One final example – I told you this was the area of my job that I love! – my work continues to explore the transparency of glass. This is partly academic research I am undertaking at TU Delft and partly related to EOC projects. Developing fully transparent connections, whether they are heat bonded or use transparent bonding materials is part of that research. But we are also curious to better understand what the driving factors for transparency in glass are. One of these factors, colour, has seen us studying spectral data obtained for various glass substrates and comparing this to the colour visible to the human eye. This information will help us use coatings to balance colour neutrality and improve the perception of transparency of the glass envelopes that we design.
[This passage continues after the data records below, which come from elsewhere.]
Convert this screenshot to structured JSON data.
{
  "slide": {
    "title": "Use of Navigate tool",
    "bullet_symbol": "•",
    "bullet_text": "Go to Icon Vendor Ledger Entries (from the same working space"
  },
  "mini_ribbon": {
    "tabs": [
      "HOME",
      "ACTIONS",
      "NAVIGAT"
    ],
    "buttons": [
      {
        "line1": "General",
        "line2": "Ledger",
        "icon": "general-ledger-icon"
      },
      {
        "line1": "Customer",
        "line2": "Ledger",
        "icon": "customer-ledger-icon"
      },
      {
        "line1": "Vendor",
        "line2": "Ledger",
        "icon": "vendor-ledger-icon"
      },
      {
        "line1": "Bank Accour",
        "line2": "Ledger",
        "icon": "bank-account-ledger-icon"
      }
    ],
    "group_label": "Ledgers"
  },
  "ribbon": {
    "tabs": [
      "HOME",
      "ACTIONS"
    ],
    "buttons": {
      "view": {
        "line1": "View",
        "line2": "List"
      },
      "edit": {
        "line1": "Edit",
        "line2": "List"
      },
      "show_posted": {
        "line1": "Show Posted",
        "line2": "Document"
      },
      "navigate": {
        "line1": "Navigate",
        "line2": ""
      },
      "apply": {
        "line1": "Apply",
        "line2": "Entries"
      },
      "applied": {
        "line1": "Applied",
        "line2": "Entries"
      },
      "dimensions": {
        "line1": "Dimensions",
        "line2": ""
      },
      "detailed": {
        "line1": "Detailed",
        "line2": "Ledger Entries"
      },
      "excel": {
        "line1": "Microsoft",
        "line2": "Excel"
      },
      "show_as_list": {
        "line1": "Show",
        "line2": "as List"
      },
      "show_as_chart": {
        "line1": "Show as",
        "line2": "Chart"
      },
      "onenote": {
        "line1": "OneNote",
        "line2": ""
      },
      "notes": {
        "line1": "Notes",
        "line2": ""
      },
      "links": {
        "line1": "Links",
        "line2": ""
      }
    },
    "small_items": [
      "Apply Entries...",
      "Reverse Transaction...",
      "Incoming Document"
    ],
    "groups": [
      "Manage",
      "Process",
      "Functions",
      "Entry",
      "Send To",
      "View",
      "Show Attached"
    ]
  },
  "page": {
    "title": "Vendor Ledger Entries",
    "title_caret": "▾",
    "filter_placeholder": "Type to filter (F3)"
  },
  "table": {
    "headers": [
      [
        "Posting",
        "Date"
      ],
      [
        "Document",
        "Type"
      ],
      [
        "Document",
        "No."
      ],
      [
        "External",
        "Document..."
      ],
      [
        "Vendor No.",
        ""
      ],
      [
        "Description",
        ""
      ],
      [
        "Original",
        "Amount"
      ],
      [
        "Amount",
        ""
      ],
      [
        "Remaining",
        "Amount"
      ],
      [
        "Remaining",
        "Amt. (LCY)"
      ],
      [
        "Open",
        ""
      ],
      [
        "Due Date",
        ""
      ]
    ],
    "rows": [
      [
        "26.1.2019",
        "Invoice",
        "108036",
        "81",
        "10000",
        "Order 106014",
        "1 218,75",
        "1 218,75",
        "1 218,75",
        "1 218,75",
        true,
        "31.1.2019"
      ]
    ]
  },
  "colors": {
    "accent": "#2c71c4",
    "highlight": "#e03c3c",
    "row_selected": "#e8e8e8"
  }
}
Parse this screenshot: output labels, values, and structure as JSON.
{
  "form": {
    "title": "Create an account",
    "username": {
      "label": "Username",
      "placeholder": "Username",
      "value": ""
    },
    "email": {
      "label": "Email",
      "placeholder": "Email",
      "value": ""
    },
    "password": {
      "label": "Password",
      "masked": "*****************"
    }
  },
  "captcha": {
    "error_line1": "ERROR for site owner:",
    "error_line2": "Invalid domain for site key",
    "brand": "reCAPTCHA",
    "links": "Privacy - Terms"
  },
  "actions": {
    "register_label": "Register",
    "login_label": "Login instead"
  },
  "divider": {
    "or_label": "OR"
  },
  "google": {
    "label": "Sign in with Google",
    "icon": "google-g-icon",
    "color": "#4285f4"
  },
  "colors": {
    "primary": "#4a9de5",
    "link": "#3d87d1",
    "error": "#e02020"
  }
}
If you could, what advice would you give to yourself back when you were first starting out?
Be curious and keep asking questions. I think curiosity and the thirst for knowledge, together with a motivation to improve both technical skills and as a person, are the basics to becoming a good designer and, maybe more importantly, to remain one. Enjoy what you are doing, and be rigorous, that’s part of it. I’ve always felt that in challenging situations, an open mindset towards learning something new, even if it might be uncomfortable at times, helps solve problems, whatever they might be.
Interview courtesy of Eckersley O’Callaghan